(App and web page records)
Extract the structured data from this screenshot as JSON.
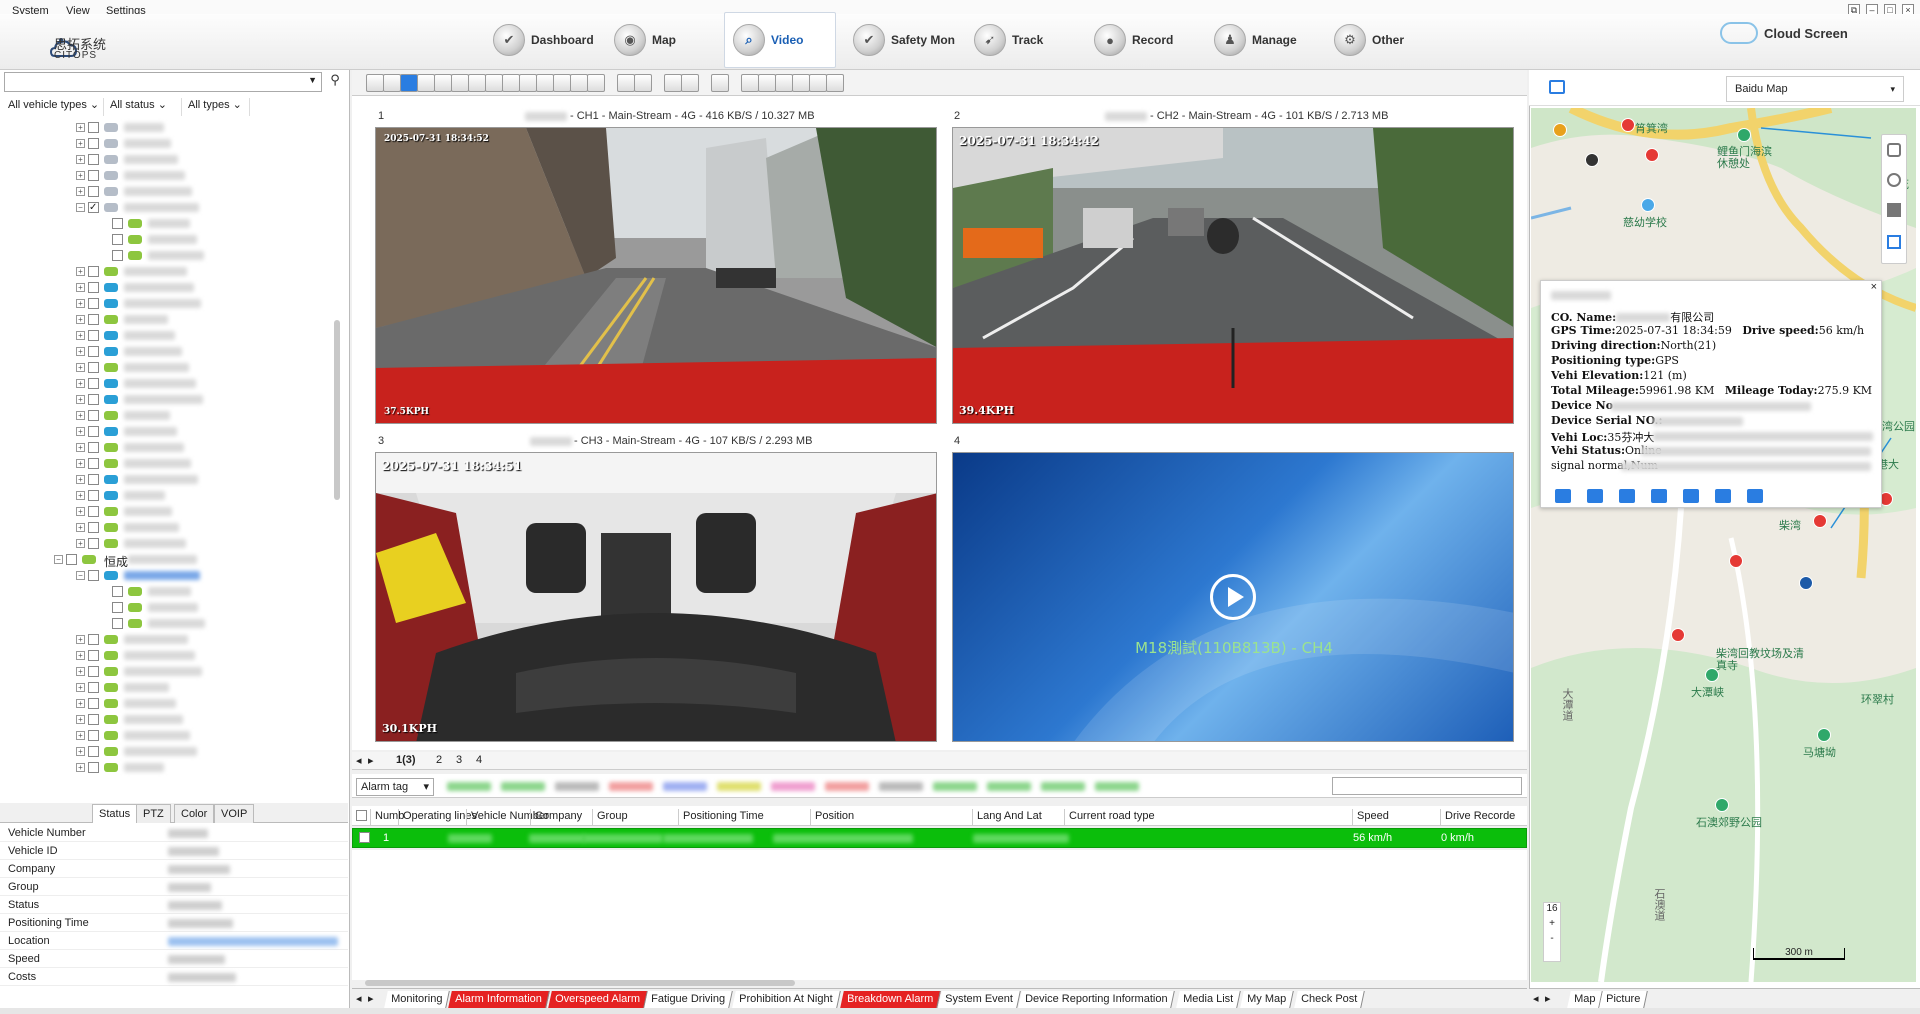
{
  "menu": {
    "items": [
      "System",
      "View",
      "Settings"
    ]
  },
  "logo": {
    "name": "思拓系统",
    "sub": "CITOPS"
  },
  "nav": {
    "items": [
      {
        "label": "Dashboard",
        "icon": "shield-check-icon"
      },
      {
        "label": "Map",
        "icon": "map-icon"
      },
      {
        "label": "Video",
        "icon": "video-icon"
      },
      {
        "label": "Safety Mon",
        "icon": "safety-shield-icon"
      },
      {
        "label": "Track",
        "icon": "track-icon"
      },
      {
        "label": "Record",
        "icon": "record-icon"
      },
      {
        "label": "Manage",
        "icon": "manage-icon"
      },
      {
        "label": "Other",
        "icon": "gear-icon"
      }
    ],
    "active": "Video",
    "cloud_label": "Cloud Screen"
  },
  "filters": {
    "vehicle_types": "All vehicle types",
    "status": "All status",
    "types": "All types"
  },
  "tree": {
    "group_label": "恒成"
  },
  "left_tabs": [
    "Status",
    "PTZ",
    "Color",
    "VOIP"
  ],
  "props": {
    "labels": [
      "Vehicle Number",
      "Vehicle ID",
      "Company",
      "Group",
      "Status",
      "Positioning Time",
      "Location",
      "Speed",
      "Costs"
    ]
  },
  "video": {
    "tiles": [
      {
        "num": "1",
        "label": "- CH1 - Main-Stream - 4G - 416 KB/S / 10.327 MB",
        "timestamp": "2025-07-31 18:34:52",
        "speed": "37.5KPH"
      },
      {
        "num": "2",
        "label": "- CH2 - Main-Stream - 4G - 101 KB/S / 2.713 MB",
        "timestamp": "2025-07-31 18:34:42",
        "speed": "39.4KPH"
      },
      {
        "num": "3",
        "label": "- CH3 - Main-Stream - 4G - 107 KB/S / 2.293 MB",
        "timestamp": "2025-07-31 18:34:51",
        "speed": "30.1KPH"
      },
      {
        "num": "4",
        "label": "",
        "placeholder": "M18測試(110B813B) - CH4"
      }
    ],
    "pages": [
      "1(3)",
      "2",
      "3",
      "4"
    ]
  },
  "alarm": {
    "tag": "Alarm tag"
  },
  "grid": {
    "headers": [
      "Numb",
      "Operating lines",
      "Vehicle Number",
      "Company",
      "Group",
      "Positioning Time",
      "Position",
      "Lang And Lat",
      "Current road type",
      "Speed",
      "Drive Recorde"
    ],
    "row": {
      "num": "1",
      "speed": "56 km/h",
      "recorder": "0 km/h"
    }
  },
  "bottom_tabs": [
    {
      "label": "Monitoring",
      "red": false
    },
    {
      "label": "Alarm Information",
      "red": true
    },
    {
      "label": "Overspeed Alarm",
      "red": true
    },
    {
      "label": "Fatigue Driving",
      "red": false
    },
    {
      "label": "Prohibition At Night",
      "red": false
    },
    {
      "label": "Breakdown Alarm",
      "red": true
    },
    {
      "label": "System Event",
      "red": false
    },
    {
      "label": "Device Reporting Information",
      "red": false
    },
    {
      "label": "Media List",
      "red": false
    },
    {
      "label": "My Map",
      "red": false
    },
    {
      "label": "Check Post",
      "red": false
    }
  ],
  "map": {
    "provider": "Baidu Map",
    "labels": [
      "筲箕湾",
      "鲤鱼门海滨休憩处",
      "慈幼学校",
      "柴湾",
      "柴湾回教坟场及清真寺",
      "大潭峡",
      "马塘坳",
      "石澳郊野公园",
      "环翠村",
      "大潭道",
      "石澳道",
      "柴湾公园",
      "港大",
      "杏花"
    ],
    "zoom": "16",
    "scale": "300 m",
    "tabs": [
      "Map",
      "Picture"
    ]
  },
  "popup": {
    "co_name_label": "CO. Name:",
    "co_name_suffix": "有限公司",
    "gps_time_label": "GPS Time:",
    "gps_time": "2025-07-31 18:34:59",
    "drive_speed_label": "Drive speed:",
    "drive_speed": "56 km/h",
    "direction_label": "Driving direction:",
    "direction": "North(21)",
    "pos_type_label": "Positioning type:",
    "pos_type": "GPS",
    "elev_label": "Vehi Elevation:",
    "elev": "121 (m)",
    "mileage_label": "Total Mileage:",
    "mileage": "59961.98 KM",
    "today_label": "Mileage Today:",
    "today": "275.9 KM",
    "device_no_label": "Device No",
    "serial_label": "Device Serial NO.:",
    "loc_label": "Vehi Loc:",
    "loc_prefix": "35芬冲大",
    "status_label": "Vehi Status:",
    "status": "Online",
    "signal": "signal normal,Num"
  }
}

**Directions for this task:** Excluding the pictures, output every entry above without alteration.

**Result:**
Extract the structured data from this screenshot as JSON.
{
  "menu": {
    "items": [
      "System",
      "View",
      "Settings"
    ]
  },
  "logo": {
    "name": "思拓系统",
    "sub": "CITOPS"
  },
  "nav": {
    "items": [
      {
        "label": "Dashboard",
        "icon": "shield-check-icon"
      },
      {
        "label": "Map",
        "icon": "map-icon"
      },
      {
        "label": "Video",
        "icon": "video-icon"
      },
      {
        "label": "Safety Mon",
        "icon": "safety-shield-icon"
      },
      {
        "label": "Track",
        "icon": "track-icon"
      },
      {
        "label": "Record",
        "icon": "record-icon"
      },
      {
        "label": "Manage",
        "icon": "manage-icon"
      },
      {
        "label": "Other",
        "icon": "gear-icon"
      }
    ],
    "active": "Video",
    "cloud_label": "Cloud Screen"
  },
  "filters": {
    "vehicle_types": "All vehicle types",
    "status": "All status",
    "types": "All types"
  },
  "tree": {
    "group_label": "恒成"
  },
  "left_tabs": [
    "Status",
    "PTZ",
    "Color",
    "VOIP"
  ],
  "props": {
    "labels": [
      "Vehicle Number",
      "Vehicle ID",
      "Company",
      "Group",
      "Status",
      "Positioning Time",
      "Location",
      "Speed",
      "Costs"
    ]
  },
  "video": {
    "tiles": [
      {
        "num": "1",
        "label": "- CH1 - Main-Stream - 4G - 416 KB/S / 10.327 MB",
        "timestamp": "2025-07-31 18:34:52",
        "speed": "37.5KPH"
      },
      {
        "num": "2",
        "label": "- CH2 - Main-Stream - 4G - 101 KB/S / 2.713 MB",
        "timestamp": "2025-07-31 18:34:42",
        "speed": "39.4KPH"
      },
      {
        "num": "3",
        "label": "- CH3 - Main-Stream - 4G - 107 KB/S / 2.293 MB",
        "timestamp": "2025-07-31 18:34:51",
        "speed": "30.1KPH"
      },
      {
        "num": "4",
        "label": "",
        "placeholder": "M18測試(110B813B) - CH4"
      }
    ],
    "pages": [
      "1(3)",
      "2",
      "3",
      "4"
    ]
  },
  "alarm": {
    "tag": "Alarm tag"
  },
  "grid": {
    "headers": [
      "Numb",
      "Operating lines",
      "Vehicle Number",
      "Company",
      "Group",
      "Positioning Time",
      "Position",
      "Lang And Lat",
      "Current road type",
      "Speed",
      "Drive Recorde"
    ],
    "row": {
      "num": "1",
      "speed": "56 km/h",
      "recorder": "0 km/h"
    }
  },
  "bottom_tabs": [
    {
      "label": "Monitoring",
      "red": false
    },
    {
      "label": "Alarm Information",
      "red": true
    },
    {
      "label": "Overspeed Alarm",
      "red": true
    },
    {
      "label": "Fatigue Driving",
      "red": false
    },
    {
      "label": "Prohibition At Night",
      "red": false
    },
    {
      "label": "Breakdown Alarm",
      "red": true
    },
    {
      "label": "System Event",
      "red": false
    },
    {
      "label": "Device Reporting Information",
      "red": false
    },
    {
      "label": "Media List",
      "red": false
    },
    {
      "label": "My Map",
      "red": false
    },
    {
      "label": "Check Post",
      "red": false
    }
  ],
  "map": {
    "provider": "Baidu Map",
    "labels": [
      "筲箕湾",
      "鲤鱼门海滨休憩处",
      "慈幼学校",
      "柴湾",
      "柴湾回教坟场及清真寺",
      "大潭峡",
      "马塘坳",
      "石澳郊野公园",
      "环翠村",
      "大潭道",
      "石澳道",
      "柴湾公园",
      "港大",
      "杏花"
    ],
    "zoom": "16",
    "scale": "300 m",
    "tabs": [
      "Map",
      "Picture"
    ]
  },
  "popup": {
    "co_name_label": "CO. Name:",
    "co_name_suffix": "有限公司",
    "gps_time_label": "GPS Time:",
    "gps_time": "2025-07-31 18:34:59",
    "drive_speed_label": "Drive speed:",
    "drive_speed": "56 km/h",
    "direction_label": "Driving direction:",
    "direction": "North(21)",
    "pos_type_label": "Positioning type:",
    "pos_type": "GPS",
    "elev_label": "Vehi Elevation:",
    "elev": "121 (m)",
    "mileage_label": "Total Mileage:",
    "mileage": "59961.98 KM",
    "today_label": "Mileage Today:",
    "today": "275.9 KM",
    "device_no_label": "Device No",
    "serial_label": "Device Serial NO.:",
    "loc_label": "Vehi Loc:",
    "loc_prefix": "35芬冲大",
    "status_label": "Vehi Status:",
    "status": "Online",
    "signal": "signal normal,Num"
  }
}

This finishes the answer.